- Extracted material:
==============================
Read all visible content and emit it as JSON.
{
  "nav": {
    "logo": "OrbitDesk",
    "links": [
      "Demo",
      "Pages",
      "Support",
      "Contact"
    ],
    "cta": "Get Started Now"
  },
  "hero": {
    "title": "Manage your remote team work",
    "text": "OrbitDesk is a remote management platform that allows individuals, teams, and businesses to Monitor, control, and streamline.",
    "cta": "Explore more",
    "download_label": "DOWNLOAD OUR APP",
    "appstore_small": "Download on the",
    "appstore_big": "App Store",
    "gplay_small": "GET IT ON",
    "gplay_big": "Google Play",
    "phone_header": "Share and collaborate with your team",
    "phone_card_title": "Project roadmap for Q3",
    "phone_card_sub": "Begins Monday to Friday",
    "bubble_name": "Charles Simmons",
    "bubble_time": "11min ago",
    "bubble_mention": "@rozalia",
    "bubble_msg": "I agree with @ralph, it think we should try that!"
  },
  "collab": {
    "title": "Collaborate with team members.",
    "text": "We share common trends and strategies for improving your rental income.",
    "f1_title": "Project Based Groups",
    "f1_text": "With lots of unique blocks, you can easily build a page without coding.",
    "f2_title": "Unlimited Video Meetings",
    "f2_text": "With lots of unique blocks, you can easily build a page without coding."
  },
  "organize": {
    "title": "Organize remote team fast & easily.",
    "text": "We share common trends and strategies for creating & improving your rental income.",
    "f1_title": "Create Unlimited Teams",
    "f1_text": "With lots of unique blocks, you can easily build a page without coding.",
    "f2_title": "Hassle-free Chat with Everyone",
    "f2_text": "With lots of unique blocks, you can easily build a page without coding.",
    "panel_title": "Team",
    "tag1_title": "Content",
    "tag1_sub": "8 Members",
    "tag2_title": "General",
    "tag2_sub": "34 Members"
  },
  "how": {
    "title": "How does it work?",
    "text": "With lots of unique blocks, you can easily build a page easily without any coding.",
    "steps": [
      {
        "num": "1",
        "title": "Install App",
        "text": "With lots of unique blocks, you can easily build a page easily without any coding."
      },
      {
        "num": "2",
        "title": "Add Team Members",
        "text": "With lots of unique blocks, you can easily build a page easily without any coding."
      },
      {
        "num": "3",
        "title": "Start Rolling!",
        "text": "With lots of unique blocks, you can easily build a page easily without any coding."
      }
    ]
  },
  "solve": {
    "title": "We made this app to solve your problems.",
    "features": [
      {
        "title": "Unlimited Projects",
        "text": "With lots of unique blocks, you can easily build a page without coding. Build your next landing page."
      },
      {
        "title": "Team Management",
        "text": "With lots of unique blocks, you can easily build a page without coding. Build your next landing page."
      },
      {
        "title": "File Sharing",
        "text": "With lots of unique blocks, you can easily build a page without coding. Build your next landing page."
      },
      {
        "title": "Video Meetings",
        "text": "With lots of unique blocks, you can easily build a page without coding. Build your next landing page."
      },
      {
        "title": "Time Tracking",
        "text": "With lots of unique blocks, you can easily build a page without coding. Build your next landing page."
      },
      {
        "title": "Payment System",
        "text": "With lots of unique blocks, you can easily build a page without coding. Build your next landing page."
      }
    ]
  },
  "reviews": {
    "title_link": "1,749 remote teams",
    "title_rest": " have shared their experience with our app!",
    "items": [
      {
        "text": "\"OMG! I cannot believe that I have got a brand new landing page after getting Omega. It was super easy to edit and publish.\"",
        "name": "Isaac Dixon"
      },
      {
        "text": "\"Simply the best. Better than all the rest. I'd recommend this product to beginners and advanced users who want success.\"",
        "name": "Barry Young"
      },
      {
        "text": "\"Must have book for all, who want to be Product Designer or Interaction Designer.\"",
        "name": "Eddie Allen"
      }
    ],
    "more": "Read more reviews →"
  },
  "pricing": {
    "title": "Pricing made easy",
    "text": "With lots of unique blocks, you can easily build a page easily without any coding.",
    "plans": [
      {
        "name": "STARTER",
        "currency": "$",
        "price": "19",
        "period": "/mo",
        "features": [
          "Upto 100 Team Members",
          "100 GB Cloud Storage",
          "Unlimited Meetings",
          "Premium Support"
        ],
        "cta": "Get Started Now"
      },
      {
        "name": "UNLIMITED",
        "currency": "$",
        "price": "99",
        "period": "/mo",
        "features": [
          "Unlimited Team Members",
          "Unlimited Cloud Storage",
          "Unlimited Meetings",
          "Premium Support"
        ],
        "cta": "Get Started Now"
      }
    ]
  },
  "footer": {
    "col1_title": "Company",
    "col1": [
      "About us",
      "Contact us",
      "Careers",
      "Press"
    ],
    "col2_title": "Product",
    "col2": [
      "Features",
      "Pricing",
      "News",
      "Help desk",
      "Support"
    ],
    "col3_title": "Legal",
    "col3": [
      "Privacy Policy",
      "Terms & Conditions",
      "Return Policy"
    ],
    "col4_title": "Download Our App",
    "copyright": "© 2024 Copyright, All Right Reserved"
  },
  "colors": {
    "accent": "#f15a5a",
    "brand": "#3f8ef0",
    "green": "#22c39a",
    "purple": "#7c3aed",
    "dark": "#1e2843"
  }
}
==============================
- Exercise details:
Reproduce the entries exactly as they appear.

- Solution for this exercise:
Read all visible content and emit it as JSON.
{
  "nav": {
    "logo": "OrbitDesk",
    "links": [
      "Demo",
      "Pages",
      "Support",
      "Contact"
    ],
    "cta": "Get Started Now"
  },
  "hero": {
    "title": "Manage your remote team work",
    "text": "OrbitDesk is a remote management platform that allows individuals, teams, and businesses to Monitor, control, and streamline.",
    "cta": "Explore more",
    "download_label": "DOWNLOAD OUR APP",
    "appstore_small": "Download on the",
    "appstore_big": "App Store",
    "gplay_small": "GET IT ON",
    "gplay_big": "Google Play",
    "phone_header": "Share and collaborate with your team",
    "phone_card_title": "Project roadmap for Q3",
    "phone_card_sub": "Begins Monday to Friday",
    "bubble_name": "Charles Simmons",
    "bubble_time": "11min ago",
    "bubble_mention": "@rozalia",
    "bubble_msg": "I agree with @ralph, it think we should try that!"
  },
  "collab": {
    "title": "Collaborate with team members.",
    "text": "We share common trends and strategies for improving your rental income.",
    "f1_title": "Project Based Groups",
    "f1_text": "With lots of unique blocks, you can easily build a page without coding.",
    "f2_title": "Unlimited Video Meetings",
    "f2_text": "With lots of unique blocks, you can easily build a page without coding."
  },
  "organize": {
    "title": "Organize remote team fast & easily.",
    "text": "We share common trends and strategies for creating & improving your rental income.",
    "f1_title": "Create Unlimited Teams",
    "f1_text": "With lots of unique blocks, you can easily build a page without coding.",
    "f2_title": "Hassle-free Chat with Everyone",
    "f2_text": "With lots of unique blocks, you can easily build a page without coding.",
    "panel_title": "Team",
    "tag1_title": "Content",
    "tag1_sub": "8 Members",
    "tag2_title": "General",
    "tag2_sub": "34 Members"
  },
  "how": {
    "title": "How does it work?",
    "text": "With lots of unique blocks, you can easily build a page easily without any coding.",
    "steps": [
      {
        "num": "1",
        "title": "Install App",
        "text": "With lots of unique blocks, you can easily build a page easily without any coding."
      },
      {
        "num": "2",
        "title": "Add Team Members",
        "text": "With lots of unique blocks, you can easily build a page easily without any coding."
      },
      {
        "num": "3",
        "title": "Start Rolling!",
        "text": "With lots of unique blocks, you can easily build a page easily without any coding."
      }
    ]
  },
  "solve": {
    "title": "We made this app to solve your problems.",
    "features": [
      {
        "title": "Unlimited Projects",
        "text": "With lots of unique blocks, you can easily build a page without coding. Build your next landing page."
      },
      {
        "title": "Team Management",
        "text": "With lots of unique blocks, you can easily build a page without coding. Build your next landing page."
      },
      {
        "title": "File Sharing",
        "text": "With lots of unique blocks, you can easily build a page without coding. Build your next landing page."
      },
      {
        "title": "Video Meetings",
        "text": "With lots of unique blocks, you can easily build a page without coding. Build your next landing page."
      },
      {
        "title": "Time Tracking",
        "text": "With lots of unique blocks, you can easily build a page without coding. Build your next landing page."
      },
      {
        "title": "Payment System",
        "text": "With lots of unique blocks, you can easily build a page without coding. Build your next landing page."
      }
    ]
  },
  "reviews": {
    "title_link": "1,749 remote teams",
    "title_rest": " have shared their experience with our app!",
    "items": [
      {
        "text": "\"OMG! I cannot believe that I have got a brand new landing page after getting Omega. It was super easy to edit and publish.\"",
        "name": "Isaac Dixon"
      },
      {
        "text": "\"Simply the best. Better than all the rest. I'd recommend this product to beginners and advanced users who want success.\"",
        "name": "Barry Young"
      },
      {
        "text": "\"Must have book for all, who want to be Product Designer or Interaction Designer.\"",
        "name": "Eddie Allen"
      }
    ],
    "more": "Read more reviews →"
  },
  "pricing": {
    "title": "Pricing made easy",
    "text": "With lots of unique blocks, you can easily build a page easily without any coding.",
    "plans": [
      {
        "name": "STARTER",
        "currency": "$",
        "price": "19",
        "period": "/mo",
        "features": [
          "Upto 100 Team Members",
          "100 GB Cloud Storage",
          "Unlimited Meetings",
          "Premium Support"
        ],
        "cta": "Get Started Now"
      },
      {
        "name": "UNLIMITED",
        "currency": "$",
        "price": "99",
        "period": "/mo",
        "features": [
          "Unlimited Team Members",
          "Unlimited Cloud Storage",
          "Unlimited Meetings",
          "Premium Support"
        ],
        "cta": "Get Started Now"
      }
    ]
  },
  "footer": {
    "col1_title": "Company",
    "col1": [
      "About us",
      "Contact us",
      "Careers",
      "Press"
    ],
    "col2_title": "Product",
    "col2": [
      "Features",
      "Pricing",
      "News",
      "Help desk",
      "Support"
    ],
    "col3_title": "Legal",
    "col3": [
      "Privacy Policy",
      "Terms & Conditions",
      "Return Policy"
    ],
    "col4_title": "Download Our App",
    "copyright": "© 2024 Copyright, All Right Reserved"
  },
  "colors": {
    "accent": "#f15a5a",
    "brand": "#3f8ef0",
    "green": "#22c39a",
    "purple": "#7c3aed",
    "dark": "#1e2843"
  }
}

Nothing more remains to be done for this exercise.